Density of the coloration, as well as the thickness of the glass on metal, compose another color change to be considered. This is a physical condition which alters the value of color.   This lightness or darkness of color is due to the amount of light which enters and exits the glass by reflection from the metal surface. Thickness of the glass and the amount of colorants in the glass affect the visual appearance of the color. (Example, Basse Taille). The thicker an amount of glass on the metal surface, the less light will be reflected and emitted back to the viewer. The greater the amount of colorants, the more light will be absorbed in the glass. Excess of colorant and thickness quickly creates a density which causes the transparent enamel to appear darker or opaque. (Example – dark opaques, like blue and black, are actually a transparent base frit, with a high density of colorant.)

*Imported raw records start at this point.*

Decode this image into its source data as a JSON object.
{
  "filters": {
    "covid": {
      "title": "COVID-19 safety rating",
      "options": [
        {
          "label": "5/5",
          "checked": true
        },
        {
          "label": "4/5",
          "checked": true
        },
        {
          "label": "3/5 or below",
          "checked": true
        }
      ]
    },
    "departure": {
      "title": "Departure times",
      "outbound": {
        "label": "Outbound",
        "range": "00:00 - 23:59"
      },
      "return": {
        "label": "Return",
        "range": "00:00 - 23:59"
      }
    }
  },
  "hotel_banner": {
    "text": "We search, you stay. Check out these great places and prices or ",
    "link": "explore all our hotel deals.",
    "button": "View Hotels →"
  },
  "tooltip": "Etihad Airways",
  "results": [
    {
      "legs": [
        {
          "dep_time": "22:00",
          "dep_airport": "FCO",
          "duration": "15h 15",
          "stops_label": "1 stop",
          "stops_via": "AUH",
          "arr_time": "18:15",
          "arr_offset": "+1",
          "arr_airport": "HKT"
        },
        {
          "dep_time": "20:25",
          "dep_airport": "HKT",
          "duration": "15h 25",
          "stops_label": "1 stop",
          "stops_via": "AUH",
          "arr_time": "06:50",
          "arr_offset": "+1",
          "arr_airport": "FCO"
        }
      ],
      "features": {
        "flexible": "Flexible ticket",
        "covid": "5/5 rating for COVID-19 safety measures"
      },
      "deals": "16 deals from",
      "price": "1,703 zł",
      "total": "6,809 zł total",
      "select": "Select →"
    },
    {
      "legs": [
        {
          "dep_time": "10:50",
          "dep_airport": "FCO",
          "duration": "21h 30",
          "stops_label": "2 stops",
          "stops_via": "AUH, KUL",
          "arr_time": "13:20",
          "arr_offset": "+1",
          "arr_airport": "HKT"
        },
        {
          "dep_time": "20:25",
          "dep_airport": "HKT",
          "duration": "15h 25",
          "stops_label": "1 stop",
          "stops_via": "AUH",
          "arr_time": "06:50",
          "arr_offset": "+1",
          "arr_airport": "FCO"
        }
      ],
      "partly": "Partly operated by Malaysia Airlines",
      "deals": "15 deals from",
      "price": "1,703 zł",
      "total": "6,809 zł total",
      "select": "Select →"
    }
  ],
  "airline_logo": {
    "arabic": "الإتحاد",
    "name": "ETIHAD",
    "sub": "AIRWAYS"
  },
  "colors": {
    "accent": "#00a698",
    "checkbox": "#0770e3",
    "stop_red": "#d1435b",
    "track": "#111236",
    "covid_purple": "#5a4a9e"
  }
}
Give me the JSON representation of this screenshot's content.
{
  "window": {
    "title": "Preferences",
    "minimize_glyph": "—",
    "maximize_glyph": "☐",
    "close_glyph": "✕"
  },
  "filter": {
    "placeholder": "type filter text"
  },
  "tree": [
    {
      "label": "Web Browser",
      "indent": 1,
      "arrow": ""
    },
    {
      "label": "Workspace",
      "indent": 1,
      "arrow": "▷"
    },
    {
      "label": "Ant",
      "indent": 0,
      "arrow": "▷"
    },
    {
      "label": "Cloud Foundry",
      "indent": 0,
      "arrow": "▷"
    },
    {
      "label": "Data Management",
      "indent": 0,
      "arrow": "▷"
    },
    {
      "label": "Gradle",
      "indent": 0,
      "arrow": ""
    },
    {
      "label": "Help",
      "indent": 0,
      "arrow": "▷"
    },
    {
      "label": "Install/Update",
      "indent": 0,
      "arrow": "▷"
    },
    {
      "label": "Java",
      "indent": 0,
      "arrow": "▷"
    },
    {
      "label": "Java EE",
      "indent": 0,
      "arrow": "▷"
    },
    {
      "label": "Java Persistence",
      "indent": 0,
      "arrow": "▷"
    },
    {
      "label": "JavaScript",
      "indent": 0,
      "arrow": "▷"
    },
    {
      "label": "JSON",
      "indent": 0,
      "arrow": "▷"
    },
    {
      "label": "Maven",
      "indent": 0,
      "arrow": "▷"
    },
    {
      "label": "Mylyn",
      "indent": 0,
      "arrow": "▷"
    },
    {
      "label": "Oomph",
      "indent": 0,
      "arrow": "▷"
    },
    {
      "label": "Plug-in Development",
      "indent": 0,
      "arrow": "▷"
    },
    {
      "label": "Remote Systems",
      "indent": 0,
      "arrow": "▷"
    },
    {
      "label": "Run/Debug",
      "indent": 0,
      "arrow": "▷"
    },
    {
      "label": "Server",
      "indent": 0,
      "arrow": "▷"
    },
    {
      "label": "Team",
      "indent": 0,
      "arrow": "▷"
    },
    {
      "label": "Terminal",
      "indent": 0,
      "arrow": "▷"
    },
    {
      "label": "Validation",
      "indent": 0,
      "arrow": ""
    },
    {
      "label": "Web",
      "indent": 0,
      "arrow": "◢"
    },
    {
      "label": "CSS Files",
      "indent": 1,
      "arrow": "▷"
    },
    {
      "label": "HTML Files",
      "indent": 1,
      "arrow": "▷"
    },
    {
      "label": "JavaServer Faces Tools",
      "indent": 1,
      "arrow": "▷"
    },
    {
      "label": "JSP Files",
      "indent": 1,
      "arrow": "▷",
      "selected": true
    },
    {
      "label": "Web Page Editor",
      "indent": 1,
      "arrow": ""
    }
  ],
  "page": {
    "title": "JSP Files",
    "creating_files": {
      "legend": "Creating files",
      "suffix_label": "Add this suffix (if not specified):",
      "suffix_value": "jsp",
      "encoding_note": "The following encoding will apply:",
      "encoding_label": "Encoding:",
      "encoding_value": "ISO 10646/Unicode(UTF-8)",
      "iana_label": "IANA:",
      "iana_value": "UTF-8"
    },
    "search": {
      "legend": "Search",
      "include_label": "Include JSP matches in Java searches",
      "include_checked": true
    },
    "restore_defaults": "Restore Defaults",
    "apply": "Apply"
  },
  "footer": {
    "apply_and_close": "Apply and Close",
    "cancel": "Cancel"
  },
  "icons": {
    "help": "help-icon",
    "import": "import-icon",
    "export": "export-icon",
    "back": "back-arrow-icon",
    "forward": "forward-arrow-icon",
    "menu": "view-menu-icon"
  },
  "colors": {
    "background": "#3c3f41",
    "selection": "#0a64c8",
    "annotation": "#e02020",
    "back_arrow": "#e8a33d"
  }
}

Opacifiers are frequently added to create whiteness. The opacifiers reflect the passage of light into the glass (opaque), and defuse the light in a simi-translucent or opalescent glass, depending on the amount and type of opacifier. This is a physical color change produced in manufacture. It is possible to exceed the temperature of some opacifiers and through firing render them less opaque (white) and more transparent.
An example of this would be when a light opaque enamel is overfired causing the glass to be more transparent and appear darker. This is due to the absence of white reflecting particles which were taken into solution. Particle density is why a light transparent, having fewer color particles, has little effect when fired over a dark color, which has more color particles. An exception to this is when a transparent enamel is used as a color filter for a subtractive color mix. Subtractive color theory pertains to light rather than pigment. Mixing colored lights allows one to subtract color through colored filters, i.e. color photography. This topic will be dealt with in a future issue. There is the possibility of a chemical action between two layers of enamels due to reaction of the color oxides. It is also possible for the base metal oxides to be dispersed through a layer of glass to the extent that they affect the color of a second coat of an enamel. These chemical and physical color changes are, or can be, all interrelated on a single piece. The freedom to work with enamel as glass should be determined by the dynamic potential of the glass, not the individual.
– Harold B. Helwig